Puerto Montt’s center extends only a few blocks into the hinterland. Chile’s developed road connections to the south end here. The neglected railroad also has its southernmost station here. Most passengers and goods continue their journey by ship, either to the legendary island of Chiloé, or even further south to the Patagonian fjords on the way to Puerto Natales. On Puerto Montt’s attractive waterfront, you’ll find a large market with regional handicrafts as well as freshly caught fish and seafood prepared at food stalls. But beware of salmon, which is farmed here on an industrial scale in ecologically dubious and politically controversial aquacultures. NGOs are raising awareness of the far-reaching consequences of this maritime form of factory farming with campaigns such as “Sin Miedo contra la Corriente” (Fearlessly Against the Current) by Oxfam and the Chilean environmental organization Terram.
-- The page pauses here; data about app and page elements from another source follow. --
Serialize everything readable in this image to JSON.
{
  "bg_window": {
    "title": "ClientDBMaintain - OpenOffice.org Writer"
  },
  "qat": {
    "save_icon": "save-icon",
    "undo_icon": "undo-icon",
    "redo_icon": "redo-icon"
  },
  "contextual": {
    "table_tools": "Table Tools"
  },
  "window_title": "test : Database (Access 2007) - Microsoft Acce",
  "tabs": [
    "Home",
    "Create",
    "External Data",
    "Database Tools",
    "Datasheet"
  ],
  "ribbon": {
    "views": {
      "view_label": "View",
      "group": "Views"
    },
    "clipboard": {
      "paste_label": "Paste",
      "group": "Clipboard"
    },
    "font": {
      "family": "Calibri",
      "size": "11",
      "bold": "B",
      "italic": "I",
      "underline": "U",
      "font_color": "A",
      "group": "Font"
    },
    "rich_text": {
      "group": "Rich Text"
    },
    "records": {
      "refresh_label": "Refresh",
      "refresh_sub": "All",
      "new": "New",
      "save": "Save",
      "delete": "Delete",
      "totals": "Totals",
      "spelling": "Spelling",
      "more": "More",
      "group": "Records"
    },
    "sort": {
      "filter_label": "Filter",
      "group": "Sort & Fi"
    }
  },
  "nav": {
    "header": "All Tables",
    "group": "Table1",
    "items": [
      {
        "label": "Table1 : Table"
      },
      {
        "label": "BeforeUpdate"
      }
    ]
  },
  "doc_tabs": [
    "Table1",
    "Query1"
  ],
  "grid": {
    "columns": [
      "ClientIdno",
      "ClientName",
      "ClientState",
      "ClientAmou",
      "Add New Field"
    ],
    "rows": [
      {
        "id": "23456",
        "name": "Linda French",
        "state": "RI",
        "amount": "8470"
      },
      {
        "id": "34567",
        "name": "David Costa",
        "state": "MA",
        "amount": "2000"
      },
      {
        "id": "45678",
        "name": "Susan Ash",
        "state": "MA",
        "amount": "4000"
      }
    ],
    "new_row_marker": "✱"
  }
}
Puerto Montt’s most important promenade and thoroughfare is the Costanera, which leads to Caleta Angelmó in the west.
As a travel destination, Puerto Montt is especially interesting for those travelers who want to take the passenger ferry to the south, for example to the Torres del Paine National Park, which is not far from Puerto Natales, or who want to continue their travel route into neighboring Argentina. There is a bus connection as well as a flight connection to Bariloche. For passionate hikers, Pucón, located further north in the lake region, is a more suitable location.